## TASK
Where an entry contains a picture, omit the picture and repeat the rest exactly.

## SOURCE RECORDS
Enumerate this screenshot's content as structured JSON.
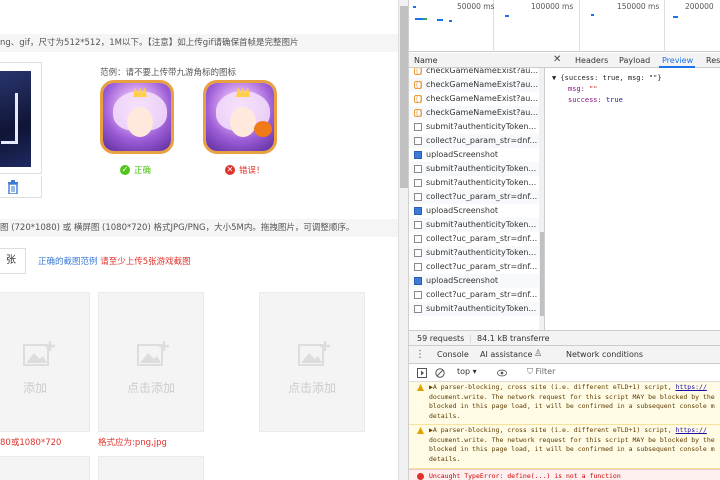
{
  "page": {
    "icon_note": "ng、gif，尺寸为512*512，1M以下。【注意】如上传gif请确保首帧是完整图片",
    "example_label": "范例：请不要上传带九游角标的图标",
    "correct_label": "正确",
    "wrong_label": "错误！",
    "screenshots_note": "图 (720*1080) 或 横屏图 (1080*720) 格式JPG/PNG，大小5M内。拖拽图片，可调整顺序。",
    "count_value": "张",
    "example_link": "正确的截图范例",
    "min_warning": "请至少上传5张游戏截图",
    "slots": [
      {
        "text": "添加",
        "caption": "80或1080*720"
      },
      {
        "text": "点击添加",
        "caption": "格式应为:png,jpg"
      },
      {
        "text": "点击添加",
        "caption": ""
      }
    ]
  },
  "devtools": {
    "timeline_ticks": [
      "50000 ms",
      "100000 ms",
      "150000 ms",
      "200000"
    ],
    "columns": {
      "name": "Name"
    },
    "detail_tabs": [
      "Headers",
      "Payload",
      "Preview",
      "Resp"
    ],
    "active_tab": "Preview",
    "requests": [
      {
        "type": "js",
        "name": "checkGameNameExist?au..."
      },
      {
        "type": "js",
        "name": "checkGameNameExist?au..."
      },
      {
        "type": "js",
        "name": "checkGameNameExist?au..."
      },
      {
        "type": "js",
        "name": "checkGameNameExist?au..."
      },
      {
        "type": "doc",
        "name": "submit?authenticityToken..."
      },
      {
        "type": "doc",
        "name": "collect?uc_param_str=dnf..."
      },
      {
        "type": "xhr",
        "name": "uploadScreenshot"
      },
      {
        "type": "doc",
        "name": "submit?authenticityToken..."
      },
      {
        "type": "doc",
        "name": "submit?authenticityToken..."
      },
      {
        "type": "doc",
        "name": "collect?uc_param_str=dnf..."
      },
      {
        "type": "xhr",
        "name": "uploadScreenshot"
      },
      {
        "type": "doc",
        "name": "submit?authenticityToken..."
      },
      {
        "type": "doc",
        "name": "collect?uc_param_str=dnf..."
      },
      {
        "type": "doc",
        "name": "submit?authenticityToken..."
      },
      {
        "type": "doc",
        "name": "collect?uc_param_str=dnf..."
      },
      {
        "type": "xhr",
        "name": "uploadScreenshot"
      },
      {
        "type": "doc",
        "name": "collect?uc_param_str=dnf..."
      },
      {
        "type": "doc",
        "name": "submit?authenticityToken..."
      }
    ],
    "preview": {
      "summary": "▼ {success: true, msg: \"\"}",
      "msg_key": "msg:",
      "msg_val": "\"\"",
      "success_key": "success:",
      "success_val": "true"
    },
    "status": {
      "requests": "59 requests",
      "transferred": "84.1 kB transferre"
    },
    "drawer_tabs": [
      "Console",
      "AI assistance",
      "Network conditions"
    ],
    "console_toolbar": {
      "context": "top",
      "filter_placeholder": "Filter"
    },
    "warnings": [
      {
        "line1": "▶A parser-blocking, cross site (i.e. different eTLD+1) script, ",
        "link": "https://",
        "line2": "document.write. The network request for this script MAY be blocked by the",
        "line3": "blocked in this page load, it will be confirmed in a subsequent console m",
        "line4": "details."
      },
      {
        "line1": "▶A parser-blocking, cross site (i.e. different eTLD+1) script, ",
        "link": "https://",
        "line2": "document.write. The network request for this script MAY be blocked by the",
        "line3": "blocked in this page load, it will be confirmed in a subsequent console m",
        "line4": "details."
      }
    ],
    "error": "Uncaught TypeError: define(...) is not a function"
  },
  "colors": {
    "accent": "#1a73e8",
    "success": "#52c41a",
    "error": "#e0322b",
    "warning_bg": "#fffbe5"
  }
}
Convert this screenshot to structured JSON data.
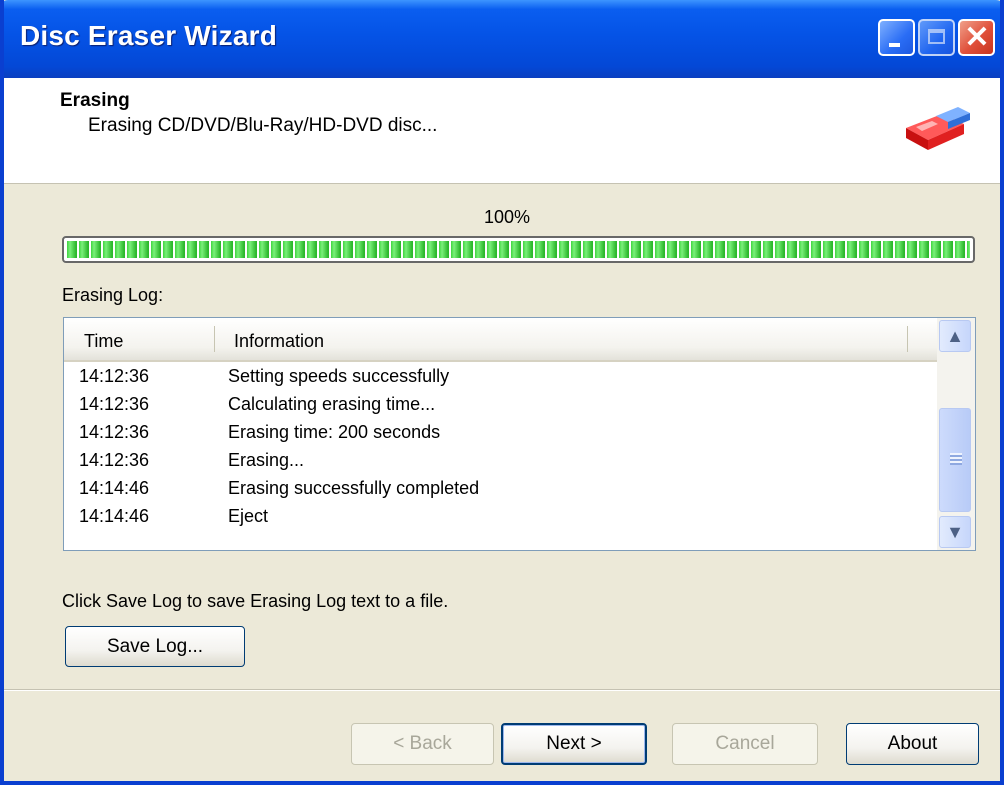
{
  "window": {
    "title": "Disc Eraser Wizard",
    "colors": {
      "titlebar": "#0553e6",
      "progress_fill": "#2cb82c",
      "close_button": "#e0503a"
    }
  },
  "header": {
    "title": "Erasing",
    "subtitle": "Erasing CD/DVD/Blu-Ray/HD-DVD disc...",
    "icon": "eraser-icon"
  },
  "progress": {
    "label": "100%",
    "value": 100
  },
  "log": {
    "label": "Erasing Log:",
    "columns": [
      "Time",
      "Information"
    ],
    "rows": [
      {
        "time": "14:12:36",
        "info": "Setting speeds successfully"
      },
      {
        "time": "14:12:36",
        "info": "Calculating erasing time..."
      },
      {
        "time": "14:12:36",
        "info": "Erasing time: 200 seconds"
      },
      {
        "time": "14:12:36",
        "info": "Erasing..."
      },
      {
        "time": "14:14:46",
        "info": "Erasing successfully completed"
      },
      {
        "time": "14:14:46",
        "info": "Eject"
      }
    ]
  },
  "hint": "Click Save Log to save Erasing Log text to a file.",
  "buttons": {
    "save_log": "Save Log...",
    "back": "< Back",
    "next": "Next >",
    "cancel": "Cancel",
    "about": "About"
  }
}
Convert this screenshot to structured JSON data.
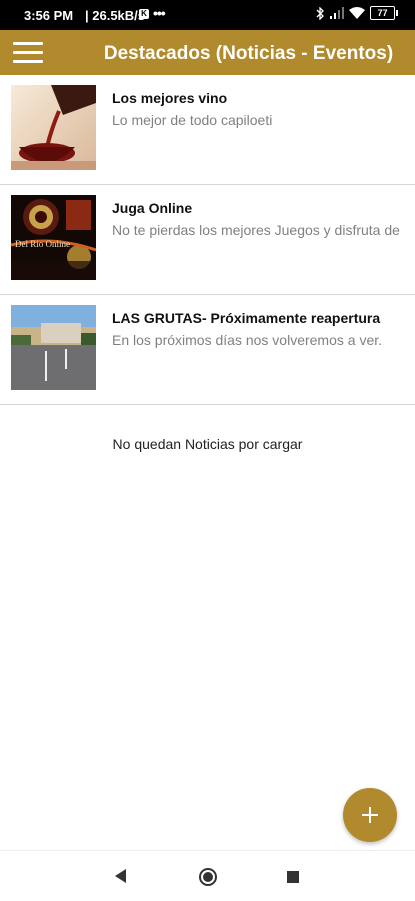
{
  "status_bar": {
    "time": "3:56 PM",
    "network_speed": "| 26.5kB/s",
    "notification_badge": "K",
    "more_dots": "•••",
    "battery": "77"
  },
  "app_bar": {
    "title": "Destacados (Noticias - Eventos)",
    "menu_icon": "hamburger-menu-icon",
    "color": "#b08a2c"
  },
  "news": [
    {
      "title": "Los mejores vino",
      "description": "Lo mejor de todo capiloeti",
      "image": "wine-pour-image"
    },
    {
      "title": "Juga Online",
      "description": "No te pierdas los mejores Juegos y disfruta de",
      "image": "casino-online-image",
      "image_text": "Del Rio Online"
    },
    {
      "title": "LAS GRUTAS- Próximamente reapertura",
      "description": "En los próximos días nos volveremos a ver.",
      "image": "beach-town-street-image"
    }
  ],
  "footer_message": "No quedan Noticias por cargar",
  "fab": {
    "icon": "plus-icon"
  },
  "nav_bar": {
    "back_icon": "back-triangle-icon",
    "home_icon": "home-circle-icon",
    "recents_icon": "recents-square-icon"
  }
}
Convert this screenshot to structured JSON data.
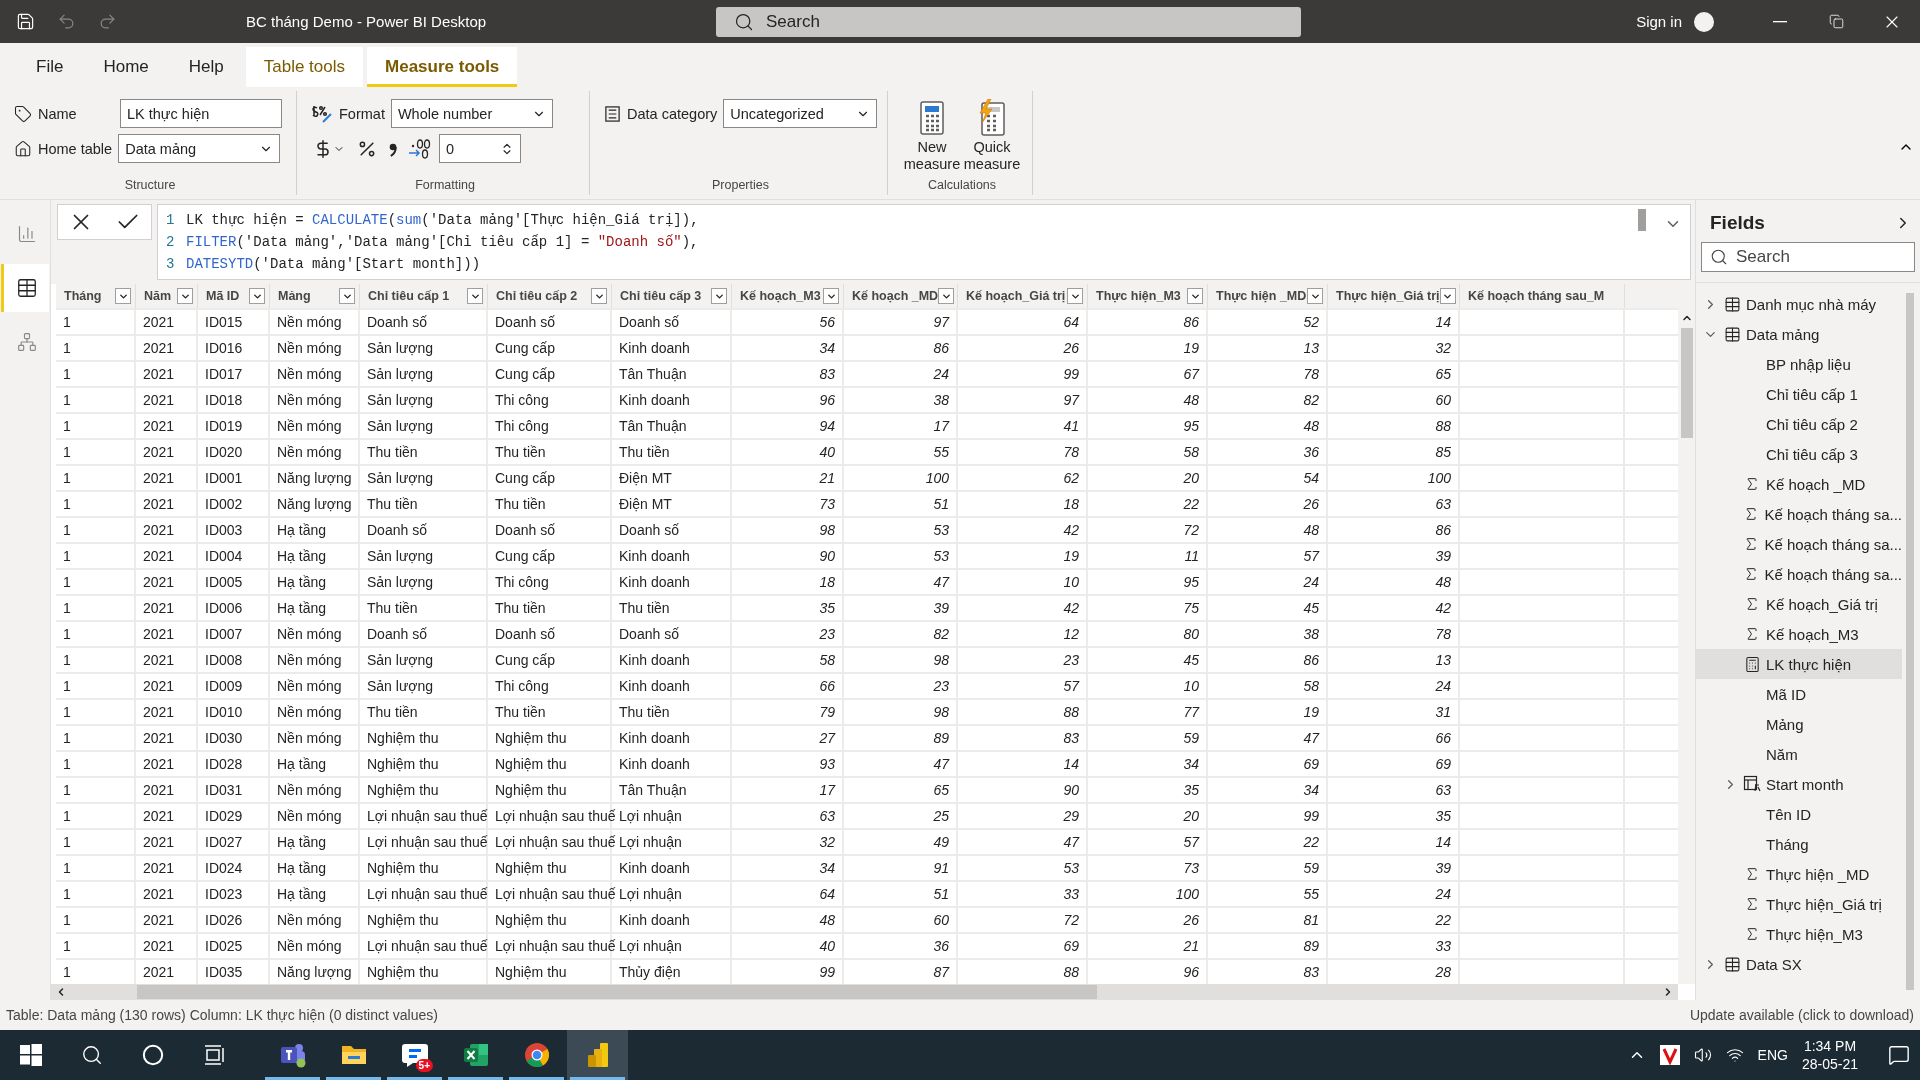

## ANSWER
Enumerate this screenshot's content as structured JSON.
{
  "page": {
    "icon_note": "ng、gif，尺寸为512*512，1M以下。【注意】如上传gif请确保首帧是完整图片",
    "example_label": "范例：请不要上传带九游角标的图标",
    "correct_label": "正确",
    "wrong_label": "错误！",
    "screenshots_note": "图 (720*1080) 或 横屏图 (1080*720) 格式JPG/PNG，大小5M内。拖拽图片，可调整顺序。",
    "count_value": "张",
    "example_link": "正确的截图范例",
    "min_warning": "请至少上传5张游戏截图",
    "slots": [
      {
        "text": "添加",
        "caption": "80或1080*720"
      },
      {
        "text": "点击添加",
        "caption": "格式应为:png,jpg"
      },
      {
        "text": "点击添加",
        "caption": ""
      }
    ]
  },
  "devtools": {
    "timeline_ticks": [
      "50000 ms",
      "100000 ms",
      "150000 ms",
      "200000"
    ],
    "columns": {
      "name": "Name"
    },
    "detail_tabs": [
      "Headers",
      "Payload",
      "Preview",
      "Resp"
    ],
    "active_tab": "Preview",
    "requests": [
      {
        "type": "js",
        "name": "checkGameNameExist?au..."
      },
      {
        "type": "js",
        "name": "checkGameNameExist?au..."
      },
      {
        "type": "js",
        "name": "checkGameNameExist?au..."
      },
      {
        "type": "js",
        "name": "checkGameNameExist?au..."
      },
      {
        "type": "doc",
        "name": "submit?authenticityToken..."
      },
      {
        "type": "doc",
        "name": "collect?uc_param_str=dnf..."
      },
      {
        "type": "xhr",
        "name": "uploadScreenshot"
      },
      {
        "type": "doc",
        "name": "submit?authenticityToken..."
      },
      {
        "type": "doc",
        "name": "submit?authenticityToken..."
      },
      {
        "type": "doc",
        "name": "collect?uc_param_str=dnf..."
      },
      {
        "type": "xhr",
        "name": "uploadScreenshot"
      },
      {
        "type": "doc",
        "name": "submit?authenticityToken..."
      },
      {
        "type": "doc",
        "name": "collect?uc_param_str=dnf..."
      },
      {
        "type": "doc",
        "name": "submit?authenticityToken..."
      },
      {
        "type": "doc",
        "name": "collect?uc_param_str=dnf..."
      },
      {
        "type": "xhr",
        "name": "uploadScreenshot"
      },
      {
        "type": "doc",
        "name": "collect?uc_param_str=dnf..."
      },
      {
        "type": "doc",
        "name": "submit?authenticityToken..."
      }
    ],
    "preview": {
      "summary": "▼ {success: true, msg: \"\"}",
      "msg_key": "msg:",
      "msg_val": "\"\"",
      "success_key": "success:",
      "success_val": "true"
    },
    "status": {
      "requests": "59 requests",
      "transferred": "84.1 kB transferre"
    },
    "drawer_tabs": [
      "Console",
      "AI assistance",
      "Network conditions"
    ],
    "console_toolbar": {
      "context": "top",
      "filter_placeholder": "Filter"
    },
    "warnings": [
      {
        "line1": "▶A parser-blocking, cross site (i.e. different eTLD+1) script, ",
        "link": "https://",
        "line2": "document.write. The network request for this script MAY be blocked by the",
        "line3": "blocked in this page load, it will be confirmed in a subsequent console m",
        "line4": "details."
      },
      {
        "line1": "▶A parser-blocking, cross site (i.e. different eTLD+1) script, ",
        "link": "https://",
        "line2": "document.write. The network request for this script MAY be blocked by the",
        "line3": "blocked in this page load, it will be confirmed in a subsequent console m",
        "line4": "details."
      }
    ],
    "error": "Uncaught TypeError: define(...) is not a function"
  },
  "colors": {
    "accent": "#1a73e8",
    "success": "#52c41a",
    "error": "#e0322b",
    "warning_bg": "#fffbe5"
  }
}
Convert this screenshot to structured JSON data.
{
  "window": {
    "title": "Disc Eraser Wizard",
    "colors": {
      "titlebar": "#0553e6",
      "progress_fill": "#2cb82c",
      "close_button": "#e0503a"
    }
  },
  "header": {
    "title": "Erasing",
    "subtitle": "Erasing CD/DVD/Blu-Ray/HD-DVD disc...",
    "icon": "eraser-icon"
  },
  "progress": {
    "label": "100%",
    "value": 100
  },
  "log": {
    "label": "Erasing Log:",
    "columns": [
      "Time",
      "Information"
    ],
    "rows": [
      {
        "time": "14:12:36",
        "info": "Setting speeds successfully"
      },
      {
        "time": "14:12:36",
        "info": "Calculating erasing time..."
      },
      {
        "time": "14:12:36",
        "info": "Erasing time: 200 seconds"
      },
      {
        "time": "14:12:36",
        "info": "Erasing..."
      },
      {
        "time": "14:14:46",
        "info": "Erasing successfully completed"
      },
      {
        "time": "14:14:46",
        "info": "Eject"
      }
    ]
  },
  "hint": "Click Save Log to save Erasing Log text to a file.",
  "buttons": {
    "save_log": "Save Log...",
    "back": "< Back",
    "next": "Next >",
    "cancel": "Cancel",
    "about": "About"
  }
}
Convert this screenshot to structured JSON data.
{
  "status_bar": {
    "time": "3:56 PM",
    "network_speed": "| 26.5kB/s",
    "notification_badge": "K",
    "more_dots": "•••",
    "battery": "77"
  },
  "app_bar": {
    "title": "Destacados (Noticias - Eventos)",
    "menu_icon": "hamburger-menu-icon",
    "color": "#b08a2c"
  },
  "news": [
    {
      "title": "Los mejores vino",
      "description": "Lo mejor de todo capiloeti",
      "image": "wine-pour-image"
    },
    {
      "title": "Juga Online",
      "description": "No te pierdas los mejores Juegos y disfruta de",
      "image": "casino-online-image",
      "image_text": "Del Rio Online"
    },
    {
      "title": "LAS GRUTAS- Próximamente reapertura",
      "description": "En los próximos días nos volveremos a ver.",
      "image": "beach-town-street-image"
    }
  ],
  "footer_message": "No quedan Noticias por cargar",
  "fab": {
    "icon": "plus-icon"
  },
  "nav_bar": {
    "back_icon": "back-triangle-icon",
    "home_icon": "home-circle-icon",
    "recents_icon": "recents-square-icon"
  }
}
Convert this screenshot to structured JSON data.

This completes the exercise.